App and web page records

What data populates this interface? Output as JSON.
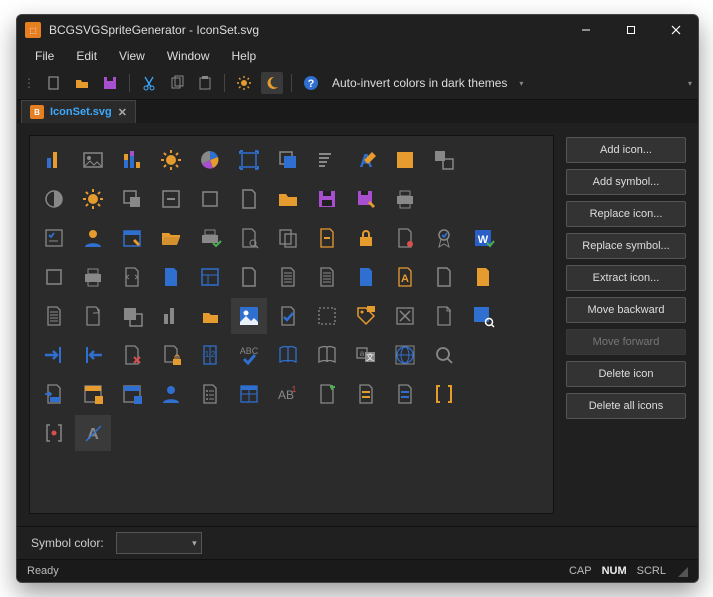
{
  "title": "BCGSVGSpriteGenerator - IconSet.svg",
  "menubar": [
    "File",
    "Edit",
    "View",
    "Window",
    "Help"
  ],
  "toolbar": {
    "items": [
      {
        "name": "new-icon",
        "type": "new"
      },
      {
        "name": "open-icon",
        "type": "open"
      },
      {
        "name": "save-icon",
        "type": "save"
      },
      {
        "sep": true
      },
      {
        "name": "cut-icon",
        "type": "cut"
      },
      {
        "name": "copy-icon",
        "type": "copy"
      },
      {
        "name": "paste-icon",
        "type": "paste"
      },
      {
        "sep": true
      },
      {
        "name": "light-theme-icon",
        "type": "sun"
      },
      {
        "name": "dark-theme-icon",
        "type": "moon",
        "active": true
      },
      {
        "sep": true
      },
      {
        "name": "help-icon",
        "type": "help"
      }
    ],
    "auto_invert_label": "Auto-invert colors in dark themes"
  },
  "tab": {
    "label": "IconSet.svg"
  },
  "side_buttons": [
    {
      "label": "Add icon...",
      "name": "add-icon-button"
    },
    {
      "label": "Add symbol...",
      "name": "add-symbol-button"
    },
    {
      "label": "Replace icon...",
      "name": "replace-icon-button"
    },
    {
      "label": "Replace symbol...",
      "name": "replace-symbol-button"
    },
    {
      "label": "Extract icon...",
      "name": "extract-icon-button"
    },
    {
      "label": "Move backward",
      "name": "move-backward-button"
    },
    {
      "label": "Move forward",
      "name": "move-forward-button",
      "disabled": true
    },
    {
      "label": "Delete icon",
      "name": "delete-icon-button"
    },
    {
      "label": "Delete all icons",
      "name": "delete-all-icons-button"
    }
  ],
  "symbol_color_label": "Symbol color:",
  "status": {
    "left": "Ready",
    "caps": "CAP",
    "num": "NUM",
    "scrl": "SCRL"
  },
  "icons": [
    {
      "name": "bar-chart-icon",
      "c": "blue-orange",
      "t": "bars"
    },
    {
      "name": "image-gray-icon",
      "c": "gray",
      "t": "image"
    },
    {
      "name": "stacked-chart-icon",
      "c": "blue-orange",
      "t": "stacked"
    },
    {
      "name": "sun-icon",
      "c": "orange",
      "t": "sun"
    },
    {
      "name": "pie-chart-icon",
      "c": "multi",
      "t": "pie"
    },
    {
      "name": "select-icon",
      "c": "blue",
      "t": "frame-out"
    },
    {
      "name": "layers-icon",
      "c": "gray-blue",
      "t": "layers"
    },
    {
      "name": "align-left-icon",
      "c": "gray",
      "t": "align-l"
    },
    {
      "name": "font-a-icon",
      "c": "blue-orange",
      "t": "A"
    },
    {
      "name": "square-orange-icon",
      "c": "orange",
      "t": "square"
    },
    {
      "name": "diff-squares-icon",
      "c": "gray",
      "t": "two-sq"
    },
    {
      "name": "blank",
      "t": "blank"
    },
    {
      "name": "contrast-icon",
      "c": "gray",
      "t": "contrast"
    },
    {
      "name": "brightness-icon",
      "c": "orange",
      "t": "sun"
    },
    {
      "name": "behind-icon",
      "c": "gray",
      "t": "behind"
    },
    {
      "name": "minus-box-icon",
      "c": "gray",
      "t": "box-minus"
    },
    {
      "name": "frame-icon",
      "c": "gray",
      "t": "frame-in"
    },
    {
      "name": "doc-icon",
      "c": "gray",
      "t": "doc"
    },
    {
      "name": "folder-icon",
      "c": "orange",
      "t": "folder"
    },
    {
      "name": "floppy-purple-icon",
      "c": "purple",
      "t": "floppy"
    },
    {
      "name": "floppy-edit-icon",
      "c": "purple",
      "t": "floppy-pen"
    },
    {
      "name": "printer-icon",
      "c": "gray",
      "t": "printer"
    },
    {
      "name": "blank",
      "t": "blank"
    },
    {
      "name": "blank",
      "t": "blank"
    },
    {
      "name": "checklist-icon",
      "c": "gray",
      "t": "checklist"
    },
    {
      "name": "user-orange-icon",
      "c": "orange-blue",
      "t": "user"
    },
    {
      "name": "calendar-orange-icon",
      "c": "blue-orange",
      "t": "calendar-edit"
    },
    {
      "name": "folder-open-icon",
      "c": "orange",
      "t": "folder-open"
    },
    {
      "name": "printer-check-icon",
      "c": "gray",
      "t": "printer-check"
    },
    {
      "name": "doc-search-icon",
      "c": "gray",
      "t": "doc-search"
    },
    {
      "name": "copy-icon-2",
      "c": "gray",
      "t": "copy"
    },
    {
      "name": "doc-check-icon",
      "c": "orange",
      "t": "doc-line"
    },
    {
      "name": "lock-orange-icon",
      "c": "orange",
      "t": "lock"
    },
    {
      "name": "doc-gray-icon",
      "c": "gray",
      "t": "doc-dot"
    },
    {
      "name": "ribbon-check-icon",
      "c": "gray",
      "t": "ribbon"
    },
    {
      "name": "word-check-icon",
      "c": "royal",
      "t": "word"
    },
    {
      "name": "frame2-icon",
      "c": "gray",
      "t": "frame-in"
    },
    {
      "name": "printer2-icon",
      "c": "gray",
      "t": "printer"
    },
    {
      "name": "doc-swap-icon",
      "c": "gray",
      "t": "doc-arrows"
    },
    {
      "name": "doc-blue-icon",
      "c": "blue",
      "t": "doc-fill"
    },
    {
      "name": "layout-blue-icon",
      "c": "blue",
      "t": "layout"
    },
    {
      "name": "doc2-icon",
      "c": "gray",
      "t": "doc"
    },
    {
      "name": "doc-gradient-icon",
      "c": "gray",
      "t": "doc-lines"
    },
    {
      "name": "doc-block-icon",
      "c": "gray",
      "t": "doc-lines"
    },
    {
      "name": "doc-blue2-icon",
      "c": "blue",
      "t": "doc-fill"
    },
    {
      "name": "doc-orange-A-icon",
      "c": "orange",
      "t": "A-doc"
    },
    {
      "name": "doc-x-icon",
      "c": "gray",
      "t": "doc"
    },
    {
      "name": "doc-orange-icon",
      "c": "orange",
      "t": "doc-fill"
    },
    {
      "name": "doc-content-icon",
      "c": "gray",
      "t": "doc-lines"
    },
    {
      "name": "doc-clip-icon",
      "c": "gray",
      "t": "doc-clip"
    },
    {
      "name": "overlap-icon",
      "c": "gray",
      "t": "overlap"
    },
    {
      "name": "chart-bars-icon",
      "c": "gray",
      "t": "bars"
    },
    {
      "name": "folder-small-icon",
      "c": "orange",
      "t": "folder-mini"
    },
    {
      "name": "photo-blue-icon",
      "c": "blue",
      "t": "photo",
      "sel": true
    },
    {
      "name": "doc-check2-icon",
      "c": "blue",
      "t": "doc-check"
    },
    {
      "name": "doc-dotted-icon",
      "c": "gray",
      "t": "dotted-box"
    },
    {
      "name": "tag-icon",
      "c": "orange",
      "t": "tag"
    },
    {
      "name": "cross-box-icon",
      "c": "gray",
      "t": "cross"
    },
    {
      "name": "doc-open-icon",
      "c": "gray",
      "t": "doc-corner"
    },
    {
      "name": "image-search-icon",
      "c": "blue",
      "t": "img-search"
    },
    {
      "name": "import-blue-icon",
      "c": "blue",
      "t": "arrow-in"
    },
    {
      "name": "export-blue-icon",
      "c": "blue",
      "t": "arrow-out"
    },
    {
      "name": "doc-x2-icon",
      "c": "gray-red",
      "t": "doc-x"
    },
    {
      "name": "doc-lock-icon",
      "c": "gray-orange",
      "t": "doc-lock"
    },
    {
      "name": "doc-12-icon",
      "c": "blue",
      "t": "doc-12"
    },
    {
      "name": "abc-check-icon",
      "c": "blue",
      "t": "abc"
    },
    {
      "name": "book-blue-icon",
      "c": "blue",
      "t": "book"
    },
    {
      "name": "book-gray-icon",
      "c": "gray",
      "t": "book"
    },
    {
      "name": "translate-icon",
      "c": "gray-blue",
      "t": "translate"
    },
    {
      "name": "globe-blue-icon",
      "c": "blue",
      "t": "globe"
    },
    {
      "name": "search-gray-icon",
      "c": "gray",
      "t": "search"
    },
    {
      "name": "blank",
      "t": "blank"
    },
    {
      "name": "import-doc-icon",
      "c": "gray-blue",
      "t": "doc-arrow"
    },
    {
      "name": "panel-orange-icon",
      "c": "orange",
      "t": "panel"
    },
    {
      "name": "panel-blue-icon",
      "c": "blue",
      "t": "panel"
    },
    {
      "name": "man-shadow-icon",
      "c": "blue",
      "t": "user"
    },
    {
      "name": "doc-list-icon",
      "c": "gray",
      "t": "doc-list"
    },
    {
      "name": "grid-blue-icon",
      "c": "blue",
      "t": "grid"
    },
    {
      "name": "ab1-icon",
      "c": "gray-red",
      "t": "AB1"
    },
    {
      "name": "doc-plus-icon",
      "c": "gray",
      "t": "doc-plus"
    },
    {
      "name": "doc-pink-icon",
      "c": "gray-orange",
      "t": "doc-stripe"
    },
    {
      "name": "doc-blue3-icon",
      "c": "blue",
      "t": "doc-stripe"
    },
    {
      "name": "bracket-orange-icon",
      "c": "orange",
      "t": "bracket"
    },
    {
      "name": "blank",
      "t": "blank"
    },
    {
      "name": "bracket-red-icon",
      "c": "red",
      "t": "bracket-dot"
    },
    {
      "name": "font-A-gray-icon",
      "c": "gray",
      "t": "A-slash",
      "sel": true
    },
    {
      "name": "blank",
      "t": "blank"
    },
    {
      "name": "blank",
      "t": "blank"
    },
    {
      "name": "blank",
      "t": "blank"
    },
    {
      "name": "blank",
      "t": "blank"
    },
    {
      "name": "blank",
      "t": "blank"
    },
    {
      "name": "blank",
      "t": "blank"
    },
    {
      "name": "blank",
      "t": "blank"
    },
    {
      "name": "blank",
      "t": "blank"
    },
    {
      "name": "blank",
      "t": "blank"
    },
    {
      "name": "blank",
      "t": "blank"
    }
  ]
}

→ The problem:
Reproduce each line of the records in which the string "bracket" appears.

→ Answer box:
      "name": "bracket-orange-icon",
      "t": "bracket"
      "name": "bracket-red-icon",
      "t": "bracket-dot"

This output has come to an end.